Why is the third candle pink? That is probably the most asked question about the tradition of the Advent wreath. The story is a bit complicated, so we will focus only on the basics of these devotionally symbolic colors.
In recent decades, blue, a symbol of hope, has become a more common color for Advent. Purple previously was, and in many churches still is, Advent’s predominant color.
Repentance, traditionally symbolized by purple, is one of Advent’s several themes. Think of John the Baptist’s repentance message heard in worship on the second Sunday of the season: “Repent, for the kingdom of heaven has come near” (Matthew 3:2).
On the Third Sunday in Advent, several of the Bible readings and commonly sung hymns exude a joyful tone. Repentance-purple doesn’t seem like the right color. The color pink, a symbol of joy, captures the joyful expectation or anticipation proclaimed on the third Sunday of this season.
Sometimes anticipation makes us impatient.

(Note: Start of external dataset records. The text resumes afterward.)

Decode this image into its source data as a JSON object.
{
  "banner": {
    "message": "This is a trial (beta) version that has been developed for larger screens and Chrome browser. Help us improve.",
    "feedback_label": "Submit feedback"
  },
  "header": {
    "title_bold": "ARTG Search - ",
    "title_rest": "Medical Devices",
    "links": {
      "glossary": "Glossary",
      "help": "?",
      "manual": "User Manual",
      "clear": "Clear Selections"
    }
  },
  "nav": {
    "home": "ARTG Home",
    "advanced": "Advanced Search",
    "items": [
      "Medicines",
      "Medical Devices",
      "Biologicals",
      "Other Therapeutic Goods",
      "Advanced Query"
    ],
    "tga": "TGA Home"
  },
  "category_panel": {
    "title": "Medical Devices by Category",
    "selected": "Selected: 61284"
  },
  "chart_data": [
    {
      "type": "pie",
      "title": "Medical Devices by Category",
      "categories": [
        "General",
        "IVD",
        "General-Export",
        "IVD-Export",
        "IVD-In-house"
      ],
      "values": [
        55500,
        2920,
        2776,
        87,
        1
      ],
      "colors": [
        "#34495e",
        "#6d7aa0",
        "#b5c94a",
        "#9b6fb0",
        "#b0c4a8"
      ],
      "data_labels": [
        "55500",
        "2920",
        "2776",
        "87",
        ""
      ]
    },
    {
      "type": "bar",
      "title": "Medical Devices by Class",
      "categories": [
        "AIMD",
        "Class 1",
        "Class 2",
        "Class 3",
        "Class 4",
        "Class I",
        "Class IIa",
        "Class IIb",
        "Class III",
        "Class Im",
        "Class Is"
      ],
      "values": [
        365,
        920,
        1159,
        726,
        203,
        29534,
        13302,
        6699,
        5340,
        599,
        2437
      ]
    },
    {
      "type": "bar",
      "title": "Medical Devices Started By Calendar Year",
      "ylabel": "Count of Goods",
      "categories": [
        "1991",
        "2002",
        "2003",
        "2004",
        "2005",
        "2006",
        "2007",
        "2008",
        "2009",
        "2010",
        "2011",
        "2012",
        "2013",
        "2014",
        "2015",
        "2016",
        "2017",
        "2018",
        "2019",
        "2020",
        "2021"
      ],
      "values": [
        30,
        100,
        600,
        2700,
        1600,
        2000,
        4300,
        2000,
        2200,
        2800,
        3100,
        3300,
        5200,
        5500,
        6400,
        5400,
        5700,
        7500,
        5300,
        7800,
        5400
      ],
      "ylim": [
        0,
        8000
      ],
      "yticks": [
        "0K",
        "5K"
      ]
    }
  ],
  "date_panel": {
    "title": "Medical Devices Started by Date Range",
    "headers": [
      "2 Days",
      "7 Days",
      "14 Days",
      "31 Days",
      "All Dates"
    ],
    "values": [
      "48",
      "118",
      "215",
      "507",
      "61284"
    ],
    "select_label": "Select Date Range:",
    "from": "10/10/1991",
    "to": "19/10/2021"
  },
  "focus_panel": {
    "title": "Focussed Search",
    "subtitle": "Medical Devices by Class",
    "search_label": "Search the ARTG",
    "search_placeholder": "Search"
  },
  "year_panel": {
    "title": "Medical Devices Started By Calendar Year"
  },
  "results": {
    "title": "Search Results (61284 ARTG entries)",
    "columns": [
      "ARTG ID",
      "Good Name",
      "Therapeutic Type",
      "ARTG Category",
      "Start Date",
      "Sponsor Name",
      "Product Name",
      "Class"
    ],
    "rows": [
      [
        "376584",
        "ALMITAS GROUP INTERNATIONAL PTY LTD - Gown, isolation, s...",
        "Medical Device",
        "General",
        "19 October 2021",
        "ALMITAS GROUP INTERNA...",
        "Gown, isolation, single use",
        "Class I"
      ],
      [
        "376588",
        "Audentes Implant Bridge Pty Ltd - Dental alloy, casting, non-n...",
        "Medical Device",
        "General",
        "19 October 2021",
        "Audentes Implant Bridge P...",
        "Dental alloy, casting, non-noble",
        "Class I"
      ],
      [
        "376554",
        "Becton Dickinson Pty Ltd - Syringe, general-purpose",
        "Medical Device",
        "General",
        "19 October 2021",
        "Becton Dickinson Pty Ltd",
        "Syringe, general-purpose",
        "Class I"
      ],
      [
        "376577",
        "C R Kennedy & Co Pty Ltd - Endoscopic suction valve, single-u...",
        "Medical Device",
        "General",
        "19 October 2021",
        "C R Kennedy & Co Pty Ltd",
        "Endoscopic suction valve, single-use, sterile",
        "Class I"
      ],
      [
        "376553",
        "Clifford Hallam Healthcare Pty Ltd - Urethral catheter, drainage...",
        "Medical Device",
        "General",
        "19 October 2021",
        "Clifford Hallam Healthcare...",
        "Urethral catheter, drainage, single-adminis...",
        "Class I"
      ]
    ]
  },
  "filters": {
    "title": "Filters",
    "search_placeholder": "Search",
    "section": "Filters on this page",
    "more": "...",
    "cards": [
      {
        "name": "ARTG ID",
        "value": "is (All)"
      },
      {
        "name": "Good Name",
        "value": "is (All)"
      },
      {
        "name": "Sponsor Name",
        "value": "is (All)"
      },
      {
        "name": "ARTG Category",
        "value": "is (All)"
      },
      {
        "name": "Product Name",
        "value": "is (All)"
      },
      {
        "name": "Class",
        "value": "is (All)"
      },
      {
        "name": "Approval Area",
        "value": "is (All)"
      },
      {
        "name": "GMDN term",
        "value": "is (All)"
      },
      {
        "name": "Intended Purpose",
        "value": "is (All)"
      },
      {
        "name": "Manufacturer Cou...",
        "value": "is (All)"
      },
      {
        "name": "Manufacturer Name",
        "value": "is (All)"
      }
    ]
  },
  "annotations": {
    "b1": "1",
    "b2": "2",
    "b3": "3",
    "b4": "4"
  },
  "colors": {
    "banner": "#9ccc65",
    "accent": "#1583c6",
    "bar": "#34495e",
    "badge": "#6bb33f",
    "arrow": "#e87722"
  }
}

Sometimes it makes us anxious. But anticipation also can bring us joy. That’s not hard to imagine when Christmas is just a handful of days away. Think of a child’s excitement as Mom and Dad help their son or daughter count down the days until Christmas on their family wall calendar. Think of the joy children have decorating the tree with family, trying to guess what’s in the presents that begin to appear under it, wondering if their most hoped-for gift will be inside one of those colorfully wrapped boxes.
How much greater joy is there in the hearts of believers who know, with childlike faith, that the greatest Christmas gift they could ever receive will be unwrapped in a matter of days! What joy to know that our sins will soon be taken up by the holy and innocent Christ Child! What joy to know that our rescue from guilt and the grave is coming not in a beautifully wrapped box but in a miraculously sent child named Jesus! What joy to know that our greatest need will be satisfied by the greatest gift God could give to humankind: his own dear Son from eternity, who became one of us and one with us in time.
The anticipation of these days before Christmas brings joy to children of God of all ages! Rejoice that a Savior came for you once and will come for you again!
Watch students from Martin Luther College sing the suggested hymn, “Lift Up Your Heads, You Mighty Gates.”
Lift Up Your Heads, Ye Mighty Gates #98-3986, setting by Jonathan Kohrs © 2009 Concordia Publishing House. Used with permission. cph.org under license 23:11-5.
Author: Johnold Strey
Volume: 110, Number 12
Issue: December 2023